There have times where I have re-thought this. When a friend is dealing with cancer, when a mom has to visit her son in jail, when we have to deal with authorities whose works frustrates us (whether those authorities are at work, in government, or the most frustrating type, in the church. I could go on and on, with the struggles of life, but the question remains. Why not just take 99 percent of the believers and bring them home to the purest of joy and save them from the crap we go through on earth? If the doctrine of the rapture was applicable (my college had some pro-rapture – and a lot against it) then no one should struggle, no one should go through any kind of tribulation. And there is a lot of tribulation out there in life.
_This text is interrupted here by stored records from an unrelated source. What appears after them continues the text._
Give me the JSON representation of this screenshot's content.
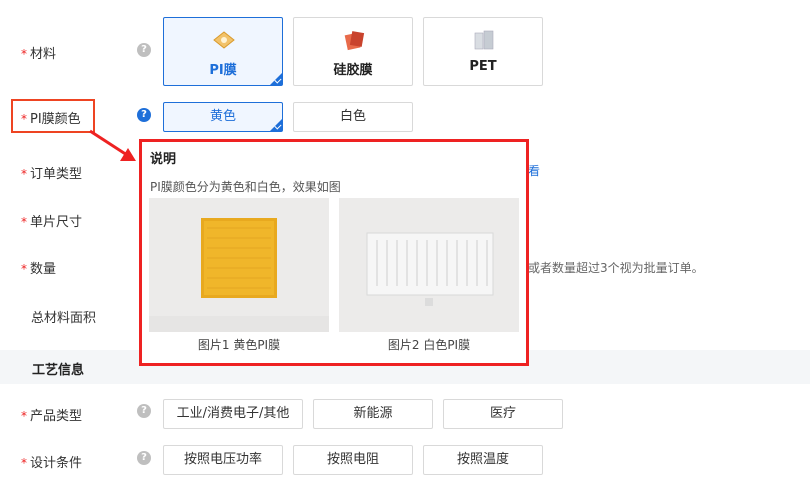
{
  "material": {
    "label": "材料",
    "options": [
      {
        "label": "PI膜",
        "selected": true,
        "icon": "pi-film-icon"
      },
      {
        "label": "硅胶膜",
        "selected": false,
        "icon": "silicone-film-icon"
      },
      {
        "label": "PET",
        "selected": false,
        "icon": "pet-film-icon"
      }
    ]
  },
  "pi_color": {
    "label": "PI膜颜色",
    "options": [
      {
        "label": "黄色",
        "selected": true
      },
      {
        "label": "白色",
        "selected": false
      }
    ]
  },
  "order_type": {
    "label": "订单类型",
    "link_fragment": "看"
  },
  "piece_size": {
    "label": "单片尺寸"
  },
  "quantity": {
    "label": "数量",
    "hint": "或者数量超过3个视为批量订单。"
  },
  "total_area": {
    "label": "总材料面积"
  },
  "process_section": {
    "title": "工艺信息"
  },
  "product_type": {
    "label": "产品类型",
    "options": [
      {
        "label": "工业/消费电子/其他"
      },
      {
        "label": "新能源"
      },
      {
        "label": "医疗"
      }
    ]
  },
  "design_condition": {
    "label": "设计条件",
    "options": [
      {
        "label": "按照电压功率"
      },
      {
        "label": "按照电阻"
      },
      {
        "label": "按照温度"
      }
    ]
  },
  "popup": {
    "title": "说明",
    "description": "PI膜颜色分为黄色和白色，效果如图",
    "images": [
      {
        "caption": "图片1 黄色PI膜"
      },
      {
        "caption": "图片2 白色PI膜"
      }
    ]
  },
  "colors": {
    "accent": "#1e6fd9",
    "required": "#e22222",
    "highlight": "#e42222"
  }
}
This question, “why does God allow us to go through all the stuff we go through? Why doesn’t He just bring us home?” Would not that be the loving thing for God to do? To alleviate our suffering, to save us from the ravages of sin?
My answer is… His Mission.
You see, if ministry is only for pastors and missionaries, then taking the rest of us out of here is logical. We don’t need to be here, we don’t need to see churches burning in Egypt, the Sudan. We don’t need to wait for the results of CAT Scans, and colonoscopies, and angiograms. We don’t need to be there for those grieving, or those struggling with addictions or mental illness, or watching their children deal with their special needs.
But God, as odd as this sounds, needs us all here. Yes, God needs us here.
For we are those who will minister, who will serve, whose lives are testimonies to His work. As such, they testify to His presence, in the good times and the bad, We are the ones sent out – not just the pastors and missionaries – but everyone of us, into every place we go.
God wishes everyone to be saved, and so He sends His people, He apostles us to the world… and our own little corner of it.
And the more we realize how He is with us in this endeavor, the more we realize that He is our life, the more we want people to know this…….the more God’s mission, God’s work becomes our life.
And our devotional life and our understanding of our mission, and our prayer and worship and study all coalesce, for that is who we are in Christ Jesus.
God’s sent people…..
Escriva, Josemaria (2011-01-31). Furrow (Kindle Locations 1028-1033). Scepter Publishers. Kindle Edition.